--- START ---

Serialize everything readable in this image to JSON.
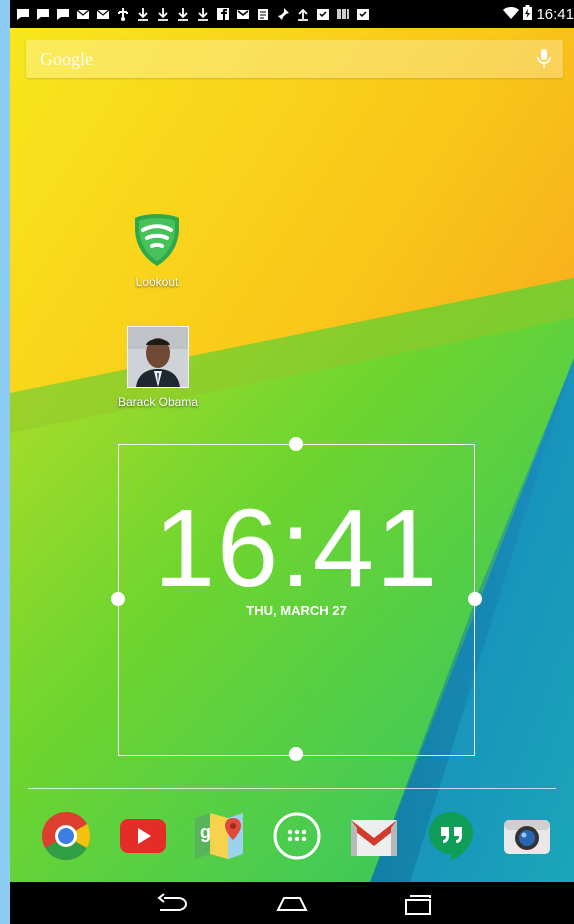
{
  "status_bar": {
    "time": "16:41",
    "notification_icons": [
      "message-icon",
      "message-icon",
      "message-icon",
      "mail-icon",
      "mail-icon",
      "usb-icon",
      "download-icon",
      "download-icon",
      "download-icon",
      "download-icon",
      "download-icon",
      "facebook-icon",
      "gmail-icon",
      "clipboard-icon",
      "pin-icon",
      "upload-icon",
      "check-icon",
      "barcode-icon",
      "check-icon"
    ],
    "wifi_icon": "wifi-icon",
    "battery_icon": "battery-icon"
  },
  "search": {
    "logo": "Google",
    "mic_icon": "mic-icon"
  },
  "desktop": {
    "items": [
      {
        "label": "Lookout",
        "icon": "lookout-shield-icon"
      },
      {
        "label": "Barack Obama",
        "icon": "contact-photo-icon"
      }
    ]
  },
  "widget": {
    "time": "16:41",
    "date": "THU, MARCH 27"
  },
  "dock": {
    "apps": [
      "chrome-icon",
      "youtube-icon",
      "maps-icon",
      "app-drawer-icon",
      "gmail-icon",
      "hangouts-icon",
      "camera-icon"
    ]
  },
  "navbar": {
    "buttons": [
      "back-icon",
      "home-icon",
      "recents-icon"
    ]
  },
  "colors": {
    "wallpaper_yellow": "#f7dc16",
    "wallpaper_orange": "#f7941d",
    "wallpaper_green": "#5fd12a",
    "wallpaper_blue": "#1a8ed0",
    "lookout_green": "#3aa53a"
  }
}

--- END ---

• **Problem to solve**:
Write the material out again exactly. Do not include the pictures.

• **Output for this task**:
Serialize everything readable in this image to JSON.
{
  "status_bar": {
    "time": "16:41",
    "notification_icons": [
      "message-icon",
      "message-icon",
      "message-icon",
      "mail-icon",
      "mail-icon",
      "usb-icon",
      "download-icon",
      "download-icon",
      "download-icon",
      "download-icon",
      "download-icon",
      "facebook-icon",
      "gmail-icon",
      "clipboard-icon",
      "pin-icon",
      "upload-icon",
      "check-icon",
      "barcode-icon",
      "check-icon"
    ],
    "wifi_icon": "wifi-icon",
    "battery_icon": "battery-icon"
  },
  "search": {
    "logo": "Google",
    "mic_icon": "mic-icon"
  },
  "desktop": {
    "items": [
      {
        "label": "Lookout",
        "icon": "lookout-shield-icon"
      },
      {
        "label": "Barack Obama",
        "icon": "contact-photo-icon"
      }
    ]
  },
  "widget": {
    "time": "16:41",
    "date": "THU, MARCH 27"
  },
  "dock": {
    "apps": [
      "chrome-icon",
      "youtube-icon",
      "maps-icon",
      "app-drawer-icon",
      "gmail-icon",
      "hangouts-icon",
      "camera-icon"
    ]
  },
  "navbar": {
    "buttons": [
      "back-icon",
      "home-icon",
      "recents-icon"
    ]
  },
  "colors": {
    "wallpaper_yellow": "#f7dc16",
    "wallpaper_orange": "#f7941d",
    "wallpaper_green": "#5fd12a",
    "wallpaper_blue": "#1a8ed0",
    "lookout_green": "#3aa53a"
  }
}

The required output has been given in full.